“You can’t be all things to all people serving a market this size,” he says.
Kingsley of Sendto says she receives many questions from new brokers about how to compete effectively, and it’s not an easy answer. Having a niche product, though, can help. “If you can learn how a particular industry works along with appropriate deal placement, you can develop a really good client base. It helps when presenting your clients to funding companies and you will build a more professional relationship,” she says.
Tucker, the broker with 1st Capital Loans, notes that UCCs and Aged Leads are outdated marketing tactics and says most new brokers don’t have enough industry knowledge to critically think to create new strategies for survival. “All they will end up doing is burning through the little capital that they do have and be out of the business within 12 to 18 months,” he says.
Having good training is critical for new brokers to survive, according to Mike Andriello, president of Cushion Capital Corporation in Poughkeepsie, New York. “I think that if brokers focus on the nature of the industry, actually pick the business owners’ minds and learn their business as best as they can, they will have a lot of success. It’s not all about making the biggest commissions; it’s about having the biggest client book,” he says.
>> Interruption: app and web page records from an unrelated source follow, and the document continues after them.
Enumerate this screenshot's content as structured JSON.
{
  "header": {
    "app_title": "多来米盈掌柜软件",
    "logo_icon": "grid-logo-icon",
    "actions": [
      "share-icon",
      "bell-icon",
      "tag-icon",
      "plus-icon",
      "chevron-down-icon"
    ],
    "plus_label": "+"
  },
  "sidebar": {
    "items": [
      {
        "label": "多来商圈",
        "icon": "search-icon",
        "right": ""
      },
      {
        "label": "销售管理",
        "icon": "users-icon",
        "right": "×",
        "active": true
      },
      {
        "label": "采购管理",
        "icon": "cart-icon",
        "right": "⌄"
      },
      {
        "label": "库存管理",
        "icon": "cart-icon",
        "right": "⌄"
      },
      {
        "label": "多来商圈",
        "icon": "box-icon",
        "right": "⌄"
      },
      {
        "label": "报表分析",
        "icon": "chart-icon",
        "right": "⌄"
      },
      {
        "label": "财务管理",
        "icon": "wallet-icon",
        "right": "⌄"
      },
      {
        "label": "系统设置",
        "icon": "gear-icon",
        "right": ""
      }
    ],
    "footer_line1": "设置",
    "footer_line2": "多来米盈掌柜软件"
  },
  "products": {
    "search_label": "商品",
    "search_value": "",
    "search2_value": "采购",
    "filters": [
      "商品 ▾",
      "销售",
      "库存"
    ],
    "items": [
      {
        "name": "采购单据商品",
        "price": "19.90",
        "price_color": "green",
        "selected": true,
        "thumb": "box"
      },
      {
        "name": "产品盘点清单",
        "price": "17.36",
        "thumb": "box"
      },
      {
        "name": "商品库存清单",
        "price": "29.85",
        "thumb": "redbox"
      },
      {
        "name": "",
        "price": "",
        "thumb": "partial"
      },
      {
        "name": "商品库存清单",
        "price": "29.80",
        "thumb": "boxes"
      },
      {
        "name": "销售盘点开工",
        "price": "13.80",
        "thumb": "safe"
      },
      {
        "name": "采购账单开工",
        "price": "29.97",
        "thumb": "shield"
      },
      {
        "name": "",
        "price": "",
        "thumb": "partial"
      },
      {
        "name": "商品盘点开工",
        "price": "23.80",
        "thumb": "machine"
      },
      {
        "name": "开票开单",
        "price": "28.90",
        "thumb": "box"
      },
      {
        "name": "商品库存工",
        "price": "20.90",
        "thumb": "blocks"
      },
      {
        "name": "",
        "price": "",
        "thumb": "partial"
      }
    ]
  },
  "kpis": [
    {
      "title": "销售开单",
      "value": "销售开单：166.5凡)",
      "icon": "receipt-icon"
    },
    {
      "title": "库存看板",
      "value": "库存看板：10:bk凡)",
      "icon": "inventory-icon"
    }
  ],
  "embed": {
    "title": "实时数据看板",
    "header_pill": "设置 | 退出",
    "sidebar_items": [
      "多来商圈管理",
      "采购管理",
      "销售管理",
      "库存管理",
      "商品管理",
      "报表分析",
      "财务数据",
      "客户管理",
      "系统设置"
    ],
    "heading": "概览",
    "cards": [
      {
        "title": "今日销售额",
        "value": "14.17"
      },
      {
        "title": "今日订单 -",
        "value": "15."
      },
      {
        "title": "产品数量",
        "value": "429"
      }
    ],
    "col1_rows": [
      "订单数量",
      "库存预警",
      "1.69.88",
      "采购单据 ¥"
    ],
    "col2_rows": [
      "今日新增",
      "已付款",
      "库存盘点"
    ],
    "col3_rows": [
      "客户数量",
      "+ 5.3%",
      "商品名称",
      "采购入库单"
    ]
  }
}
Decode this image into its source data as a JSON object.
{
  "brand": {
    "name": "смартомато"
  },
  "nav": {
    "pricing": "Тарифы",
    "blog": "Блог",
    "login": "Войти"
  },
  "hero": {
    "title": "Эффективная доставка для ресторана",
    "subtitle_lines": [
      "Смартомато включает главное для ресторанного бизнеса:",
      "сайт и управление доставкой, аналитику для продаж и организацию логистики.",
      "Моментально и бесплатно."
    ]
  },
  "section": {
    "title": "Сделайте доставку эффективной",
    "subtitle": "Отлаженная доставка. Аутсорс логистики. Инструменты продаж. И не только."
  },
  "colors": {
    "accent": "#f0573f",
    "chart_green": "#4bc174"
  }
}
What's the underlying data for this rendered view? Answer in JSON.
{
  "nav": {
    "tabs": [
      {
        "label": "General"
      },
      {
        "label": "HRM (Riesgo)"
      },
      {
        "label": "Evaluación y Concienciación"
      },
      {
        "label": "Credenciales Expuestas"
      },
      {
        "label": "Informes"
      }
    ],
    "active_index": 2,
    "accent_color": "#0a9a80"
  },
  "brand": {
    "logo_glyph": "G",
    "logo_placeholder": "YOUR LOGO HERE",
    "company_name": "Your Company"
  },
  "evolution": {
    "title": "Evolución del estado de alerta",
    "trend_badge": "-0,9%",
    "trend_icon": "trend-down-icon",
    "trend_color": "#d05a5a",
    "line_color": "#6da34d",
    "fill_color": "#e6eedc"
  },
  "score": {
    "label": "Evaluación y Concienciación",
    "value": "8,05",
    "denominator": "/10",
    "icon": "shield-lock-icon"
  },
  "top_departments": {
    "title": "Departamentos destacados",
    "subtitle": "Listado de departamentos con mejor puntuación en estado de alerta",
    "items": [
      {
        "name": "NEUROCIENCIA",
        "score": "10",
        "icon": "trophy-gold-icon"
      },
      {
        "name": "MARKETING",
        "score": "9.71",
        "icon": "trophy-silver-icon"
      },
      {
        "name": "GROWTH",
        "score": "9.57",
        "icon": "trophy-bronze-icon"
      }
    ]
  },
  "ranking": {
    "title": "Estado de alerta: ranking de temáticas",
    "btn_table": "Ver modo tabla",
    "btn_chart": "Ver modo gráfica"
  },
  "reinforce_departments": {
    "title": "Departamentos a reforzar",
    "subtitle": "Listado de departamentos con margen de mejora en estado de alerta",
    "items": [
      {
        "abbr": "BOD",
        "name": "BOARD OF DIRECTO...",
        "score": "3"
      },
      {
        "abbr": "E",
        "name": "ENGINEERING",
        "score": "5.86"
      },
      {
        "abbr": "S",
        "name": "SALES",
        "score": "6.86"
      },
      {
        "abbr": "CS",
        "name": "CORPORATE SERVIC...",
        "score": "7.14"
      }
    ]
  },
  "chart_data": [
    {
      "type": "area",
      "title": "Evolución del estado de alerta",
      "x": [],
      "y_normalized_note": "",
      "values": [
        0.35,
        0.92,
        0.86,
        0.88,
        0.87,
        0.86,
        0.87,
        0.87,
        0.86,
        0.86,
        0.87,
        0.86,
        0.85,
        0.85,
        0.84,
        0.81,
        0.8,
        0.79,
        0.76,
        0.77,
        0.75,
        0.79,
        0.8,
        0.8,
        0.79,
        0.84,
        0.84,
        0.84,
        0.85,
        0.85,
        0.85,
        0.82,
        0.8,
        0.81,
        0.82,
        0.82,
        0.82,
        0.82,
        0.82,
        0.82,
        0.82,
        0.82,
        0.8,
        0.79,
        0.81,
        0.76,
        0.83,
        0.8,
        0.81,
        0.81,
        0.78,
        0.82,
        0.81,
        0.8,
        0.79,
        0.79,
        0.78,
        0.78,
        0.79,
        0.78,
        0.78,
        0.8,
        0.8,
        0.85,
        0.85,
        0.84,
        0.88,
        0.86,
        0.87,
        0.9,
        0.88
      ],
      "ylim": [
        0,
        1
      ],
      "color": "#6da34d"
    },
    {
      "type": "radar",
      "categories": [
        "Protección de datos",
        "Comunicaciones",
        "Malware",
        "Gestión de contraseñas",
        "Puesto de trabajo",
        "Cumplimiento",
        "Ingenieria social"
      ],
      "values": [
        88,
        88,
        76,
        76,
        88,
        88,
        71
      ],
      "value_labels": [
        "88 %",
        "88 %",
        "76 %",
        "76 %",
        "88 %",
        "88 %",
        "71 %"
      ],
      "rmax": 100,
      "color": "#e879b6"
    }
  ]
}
Ramirez of World Business Lenders believes brokers can do better for themselves long-term by syndicating because it’s a way to make more money. “I don’t think it’s a long-term strategy if a broker’s not participating in his own deals,” he says.
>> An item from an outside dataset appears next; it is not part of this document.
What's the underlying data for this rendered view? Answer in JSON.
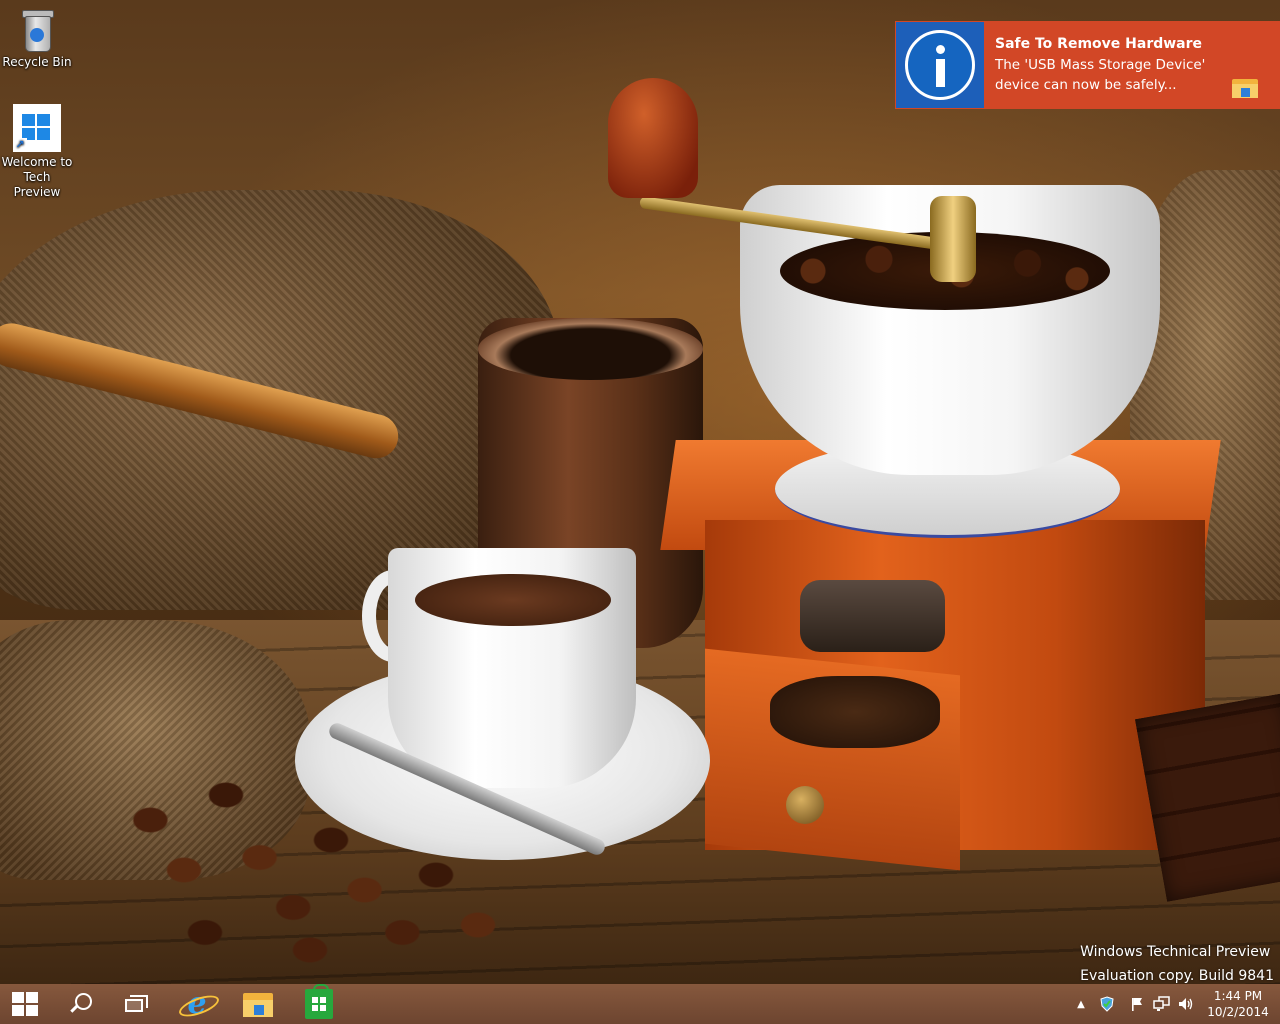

Granted, some funders make it easier for brokers to participate than others do, but Ramirez believes brokers should seize opportunities to earn interest income over the life of the loan. So, for instance, on a $100,000 loan, instead of earning a $20,000 commission upfront, a broker might be able to apply that money to the deal and earn $26,000 or $28,000 over the life of the loan.
Of course, this strategy won’t work well for brokers living paycheck to paycheck. “But if you don’t need the commissions right away, you can roll the commissions into deals and increase your earnings exponentially,” he says. “Because of rising acquisition costs and decreased commission averages per deal, being forced to participate, or syndicate, is the natural evolution.”
Gearing for the Future
To be sure, industry watchers believe there is still ample opportunity for new brokers with drive and ambition to enter the space. “Successful brokers will always have a place in the ecosystem,” says Sheinbaum of Bizfi.
But there’s a general consensus that from now on these brokers will have to work harder than they have in the past to thrive. Says Andriello of Cushion Capital: “2016 will be the year of who was smart enough and made the right business moves to stay progressing and growing. It will also be the year a lot of funders and brokerage firms close shop.”
Over time, the changing economic reality will continue to set in. While it will be harder for individual brokers, it’s best for the industry when new sales reps understand the realities of the market and how to compete effectively. “You want the smartest people in the space. The more well-educated they are about the products and the processes, the better off everyone is,” Sheinbaum says.
Despite everything, it’s still a great time to be getting into the industry, provided you have the right mindset and proper resources behind you, according to Ramos of Right Away Funding. “If you’re just coming in and you just want to collect your weekly check, now’s not a good time to be a broker. It’s a great time for people who are hungry, motivated and determined to make something out of it.”Last modified: February 23, 2016